“These kind of battles are built into the game. It ebbs and flows seamlessly between single- and multiplayer, so that those distinctions are no longer really relevant. I think we have found a delicate balance in which sometimes players must compete and sometimes they must cooperate. That tension is interesting to me.” It remains to be seen how Dark Souls’ design will accommodate players who lack the capacity to play online and experience its multiplayer components.
As in Demon’s Souls, death is a core theme of the story, although there is no purgatorial Nexus as such. “The characters that you play as used to exist in the human world,” Miyazaki explains, “but somehow they were cursed and made undead, and transported to a different dimension, a third world, the world of Dark Souls. In this dimension characters have their own individual goals that they are pursuing, be it to find their way back to the human world, or something else.”
There’s an overarching tension to the story too, as over the course of the game your character’s mind deteriorates. “If the mind becomes too far gone then the character will become a zombie or monster,” explains Miyazaki. “That is what you are fighting against in the game; this curse of not being able to face death. Within that framework we are really trying to give the player the freedom to pursue their own goals, be it to help all of the other characters, or to lift the curse that’s befallen them or even to cause all-out destruction in this dimension. We’ve provided the base and the tools. From then on, it’s up to the player to create their role.”
Does that mean there’s no endgame, we wonder? Any game constructed from non-linear, optional goals doesn’t fit easily within the traditional win and fail states of most games, especially one that is attempting to scrub away the boundaries between single- and multiplayer. “Yes, there will be a way to ‘finish’ the game,” says Miyazaki. “In fact, there will be several ways to end the game, similar to how it was in Demon’s Souls. But the endgame is not really the focus at all. In a sense, I dare not require a player to complete the game. There is a completion point, but it’s a game where the user can choose not to complete it, just live in this world for eternity.”

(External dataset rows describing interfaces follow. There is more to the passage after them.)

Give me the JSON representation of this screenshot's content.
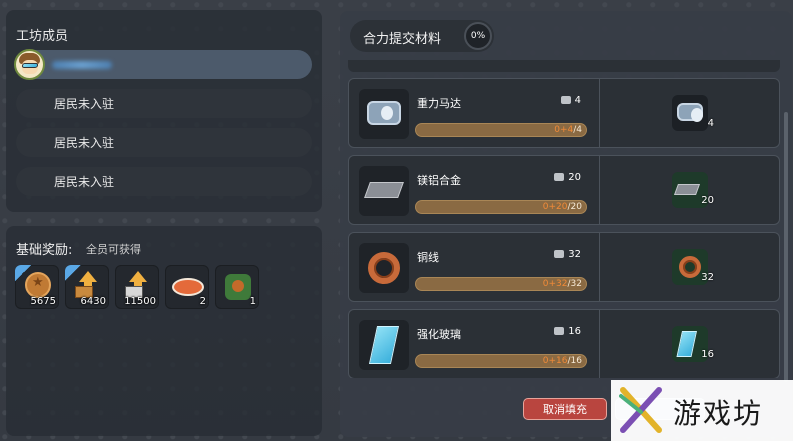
{
  "left_panel": {
    "members_title": "工坊成员",
    "members": [
      {
        "label": ""
      },
      {
        "label": "居民未入驻"
      },
      {
        "label": "居民未入驻"
      },
      {
        "label": "居民未入驻"
      }
    ],
    "reward_title": "基础奖励:",
    "reward_subtitle": "全员可获得",
    "rewards": [
      {
        "icon": "coin-icon",
        "count": "5675"
      },
      {
        "icon": "upgrade-box-icon",
        "count": "6430"
      },
      {
        "icon": "upgrade-crate-icon",
        "count": "11500"
      },
      {
        "icon": "grilled-fish-icon",
        "count": "2"
      },
      {
        "icon": "plant-icon",
        "count": "1"
      }
    ]
  },
  "right_panel": {
    "title": "合力提交材料",
    "progress_percent": "0%",
    "materials": [
      {
        "name": "重力马达",
        "stock": "4",
        "current": "0",
        "required": "4",
        "icon": "motor-icon",
        "slot_count": "4",
        "progress": 0
      },
      {
        "name": "镁铝合金",
        "stock": "20",
        "current": "0",
        "required": "20",
        "icon": "ingot-icon",
        "slot_count": "20",
        "progress": 0
      },
      {
        "name": "铜线",
        "stock": "32",
        "current": "0",
        "required": "32",
        "icon": "copper-coil-icon",
        "slot_count": "32",
        "progress": 0
      },
      {
        "name": "强化玻璃",
        "stock": "16",
        "current": "0",
        "required": "16",
        "icon": "glass-pane-icon",
        "slot_count": "16",
        "progress": 0
      }
    ],
    "cancel_button": "取消填充"
  },
  "watermark": {
    "text": "游戏坊"
  },
  "colors": {
    "accent_blue": "#5aa8e6",
    "cancel_red": "#b9453f",
    "progress_brown": "#8a6a43",
    "progress_orange": "#f08a38"
  }
}
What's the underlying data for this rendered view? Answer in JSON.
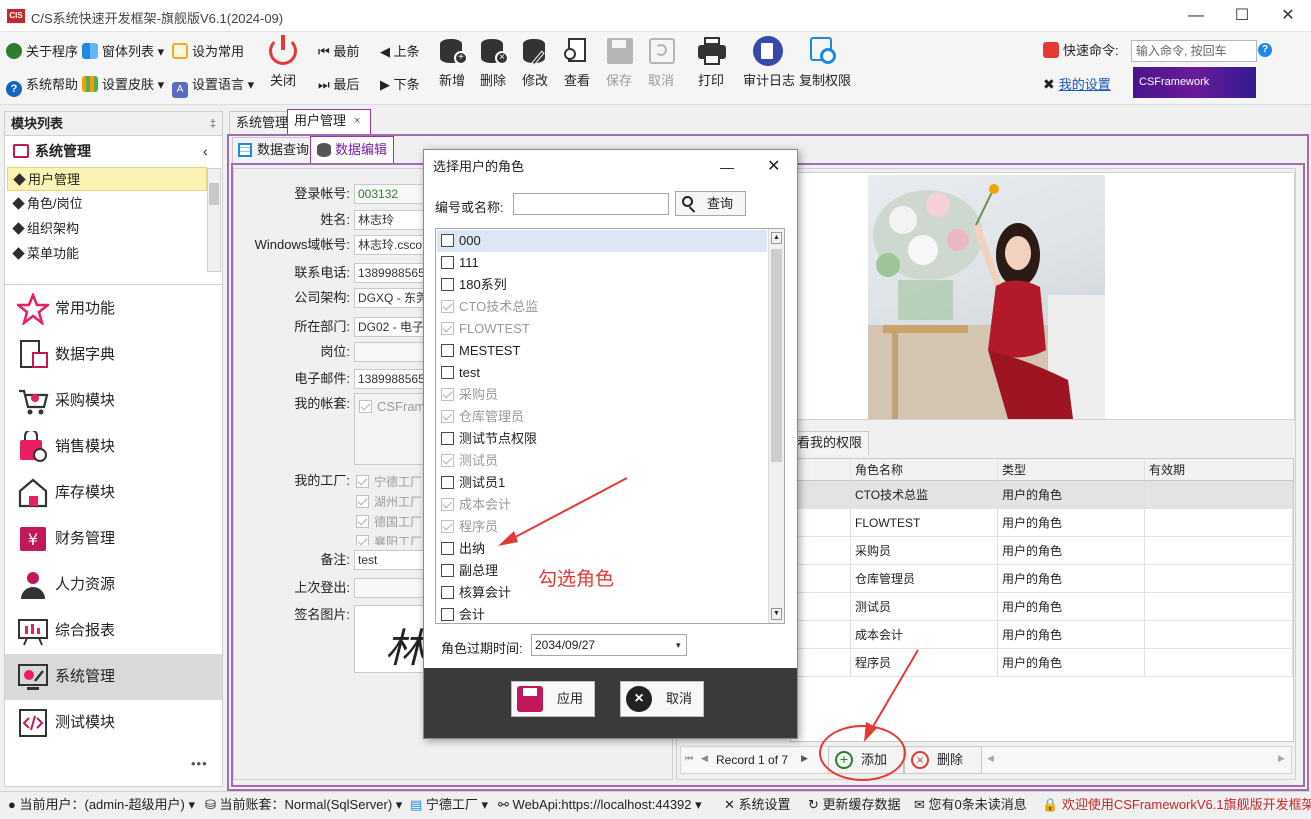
{
  "window": {
    "title": "C/S系统快速开发框架-旗舰版V6.1(2024-09)",
    "logo_text": "CIS"
  },
  "ribbon": {
    "small_buttons": [
      {
        "label": "关于程序"
      },
      {
        "label": "窗体列表"
      },
      {
        "label": "设为常用"
      },
      {
        "label": "系统帮助"
      },
      {
        "label": "设置皮肤"
      },
      {
        "label": "设置语言"
      }
    ],
    "close_label": "关闭",
    "nav": {
      "first": "最前",
      "prev": "上条",
      "last": "最后",
      "next": "下条"
    },
    "big_buttons": [
      {
        "label": "新增"
      },
      {
        "label": "删除"
      },
      {
        "label": "修改"
      },
      {
        "label": "查看"
      },
      {
        "label": "保存"
      },
      {
        "label": "取消"
      },
      {
        "label": "打印"
      },
      {
        "label": "审计日志"
      },
      {
        "label": "复制权限"
      }
    ],
    "quick_command_label": "快速命令:",
    "quick_command_placeholder": "输入命令, 按回车",
    "my_settings": "我的设置",
    "brand_text": "CSFramework"
  },
  "left_panel": {
    "title": "模块列表",
    "section": "系统管理",
    "tree_items": [
      "用户管理",
      "角色/岗位",
      "组织架构",
      "菜单功能"
    ],
    "nav_buttons": [
      {
        "label": "常用功能"
      },
      {
        "label": "数据字典"
      },
      {
        "label": "采购模块"
      },
      {
        "label": "销售模块"
      },
      {
        "label": "库存模块"
      },
      {
        "label": "财务管理"
      },
      {
        "label": "人力资源"
      },
      {
        "label": "综合报表"
      },
      {
        "label": "系统管理"
      },
      {
        "label": "测试模块"
      }
    ],
    "more": "•••"
  },
  "tabs": {
    "doc_tabs": [
      "系统管理",
      "用户管理"
    ],
    "sub_tabs": [
      "数据查询",
      "数据编辑"
    ]
  },
  "form": {
    "fields": [
      {
        "label": "登录帐号:",
        "value": "003132"
      },
      {
        "label": "姓名:",
        "value": "林志玲"
      },
      {
        "label": "Windows域帐号:",
        "value": "林志玲.csco"
      },
      {
        "label": "联系电话:",
        "value": "13899885656"
      },
      {
        "label": "公司架构:",
        "value": "DGXQ - 东莞"
      },
      {
        "label": "所在部门:",
        "value": "DG02 - 电子"
      },
      {
        "label": "岗位:",
        "value": ""
      },
      {
        "label": "电子邮件:",
        "value": "13899885656"
      }
    ],
    "account_label": "我的帐套:",
    "account_value": "CSFrame",
    "factory_label": "我的工厂:",
    "factories": [
      "宁德工厂",
      "湖州工厂",
      "德国工厂",
      "襄阳工厂"
    ],
    "remark_label": "备注:",
    "remark_value": "test",
    "last_logout_label": "上次登出:",
    "signature_label": "签名图片:",
    "signature_text": "林"
  },
  "roles_panel": {
    "tab_label": "看我的权限",
    "columns": [
      "角色名称",
      "类型",
      "有效期"
    ],
    "rows": [
      {
        "name": "CTO技术总监",
        "type": "用户的角色"
      },
      {
        "name": "FLOWTEST",
        "type": "用户的角色"
      },
      {
        "name": "采购员",
        "type": "用户的角色"
      },
      {
        "name": "仓库管理员",
        "type": "用户的角色"
      },
      {
        "name": "测试员",
        "type": "用户的角色"
      },
      {
        "name": "成本会计",
        "type": "用户的角色"
      },
      {
        "name": "程序员",
        "type": "用户的角色"
      }
    ],
    "record_text": "Record 1 of 7",
    "add_label": "添加",
    "delete_label": "删除"
  },
  "dialog": {
    "title": "选择用户的角色",
    "search_label": "编号或名称:",
    "search_value": "",
    "query_label": "查询",
    "items": [
      {
        "label": "000",
        "checked": false
      },
      {
        "label": "111",
        "checked": false
      },
      {
        "label": "180系列",
        "checked": false
      },
      {
        "label": "CTO技术总监",
        "checked": true
      },
      {
        "label": "FLOWTEST",
        "checked": true
      },
      {
        "label": "MESTEST",
        "checked": false
      },
      {
        "label": "test",
        "checked": false
      },
      {
        "label": "采购员",
        "checked": true
      },
      {
        "label": "仓库管理员",
        "checked": true
      },
      {
        "label": "测试节点权限",
        "checked": false
      },
      {
        "label": "测试员",
        "checked": true
      },
      {
        "label": "测试员1",
        "checked": false
      },
      {
        "label": "成本会计",
        "checked": true
      },
      {
        "label": "程序员",
        "checked": true
      },
      {
        "label": "出纳",
        "checked": false
      },
      {
        "label": "副总理",
        "checked": false
      },
      {
        "label": "核算会计",
        "checked": false
      },
      {
        "label": "会计",
        "checked": false
      }
    ],
    "expire_label": "角色过期时间:",
    "expire_value": "2034/09/27",
    "apply_label": "应用",
    "cancel_label": "取消"
  },
  "annotation": {
    "text": "勾选角色",
    "color": "#e53935"
  },
  "statusbar": {
    "user": "当前用户：(admin-超级用户)",
    "account": "当前账套：Normal(SqlServer)",
    "factory": "宁德工厂",
    "webapi": "WebApi:https://localhost:44392",
    "settings": "系统设置",
    "refresh": "更新缓存数据",
    "messages": "您有0条未读消息",
    "welcome": "欢迎使用CSFrameworkV6.1旗舰版开发框架"
  },
  "colors": {
    "accent_purple": "#9933aa",
    "icon_magenta": "#c2185b",
    "nav_icon_pink": "#e91e63",
    "close_red": "#e53935"
  }
}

Hoping that players will continue to play your game for ‘eternity’ is ambitious, to say the least, but it’s a desire that reflects Miyazaki and his team’s unflinching belief in their game. Having struck gold with Demon’s Souls simply by adhering to its own vision, From Software is in the enviable position of having a global hit that has found popularity precisely because it bucks trends and ploughs its own furrow away from current notions of what a blockbuster should look, play, sound and feel like. Miyazaki is the keeper of the secret formula, and he knows it.

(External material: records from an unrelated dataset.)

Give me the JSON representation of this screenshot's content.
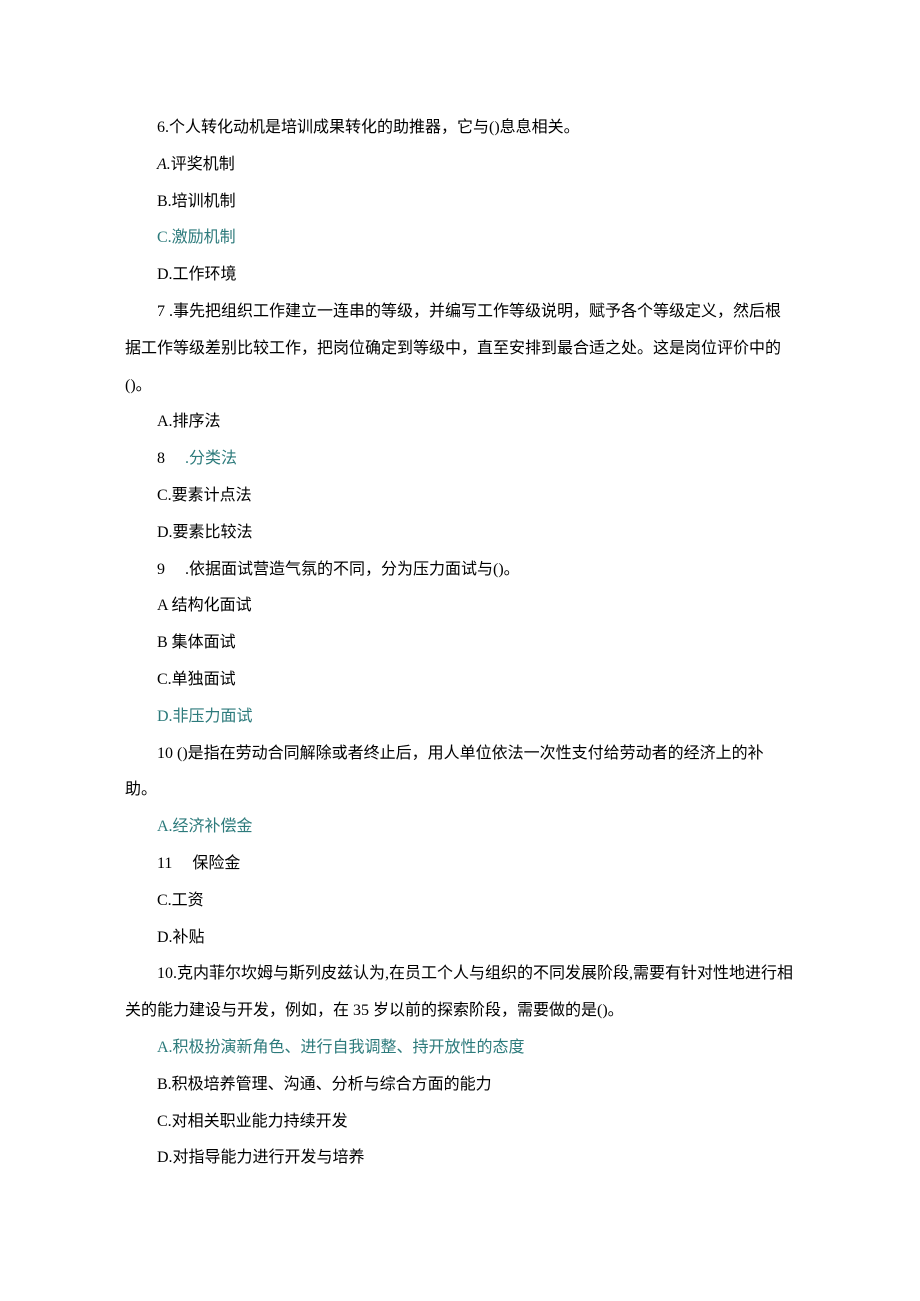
{
  "q6": {
    "text": "6.个人转化动机是培训成果转化的助推器，它与()息息相关。",
    "a": "评奖机制",
    "a_label": "A.",
    "b": "B.培训机制",
    "c": "C.激励机制",
    "d": "D.工作环境"
  },
  "q7": {
    "text": "7 .事先把组织工作建立一连串的等级，并编写工作等级说明，赋予各个等级定义，然后根据工作等级差别比较工作，把岗位确定到等级中，直至安排到最合适之处。这是岗位评价中的()。",
    "a": "A.排序法",
    "b_num": "8",
    "b_text": ".分类法",
    "c": "C.要素计点法",
    "d": "D.要素比较法"
  },
  "q8": {
    "num": "9",
    "text": ".依据面试营造气氛的不同，分为压力面试与()。",
    "a": "A 结构化面试",
    "b": "B 集体面试",
    "c": "C.单独面试",
    "d": "D.非压力面试"
  },
  "q9": {
    "text": "10 ()是指在劳动合同解除或者终止后，用人单位依法一次性支付给劳动者的经济上的补助。",
    "a": "A.经济补偿金",
    "b_num": "11",
    "b_text": "保险金",
    "c": "C.工资",
    "d": "D.补贴"
  },
  "q10": {
    "text": "10.克内菲尔坎姆与斯列皮兹认为,在员工个人与组织的不同发展阶段,需要有针对性地进行相关的能力建设与开发，例如，在 35 岁以前的探索阶段，需要做的是()。",
    "a": "A.积极扮演新角色、进行自我调整、持开放性的态度",
    "b": "B.积极培养管理、沟通、分析与综合方面的能力",
    "c": "C.对相关职业能力持续开发",
    "d": "D.对指导能力进行开发与培养"
  }
}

So what is the secret? “As in Demon’s Souls, our aim is to have the player feel rewarded simply by playing the game,” he explains. “Not for completing a quest. Not for finding a prize. Not even for winning loot, but simply by experiencing and playing the game.” And – if Dark Souls is as difficult as promised – replaying and replaying and replaying the game, too. As its predecessor proved, when failure becomes its own reward, it’s easy to get hooked on the hard stuff.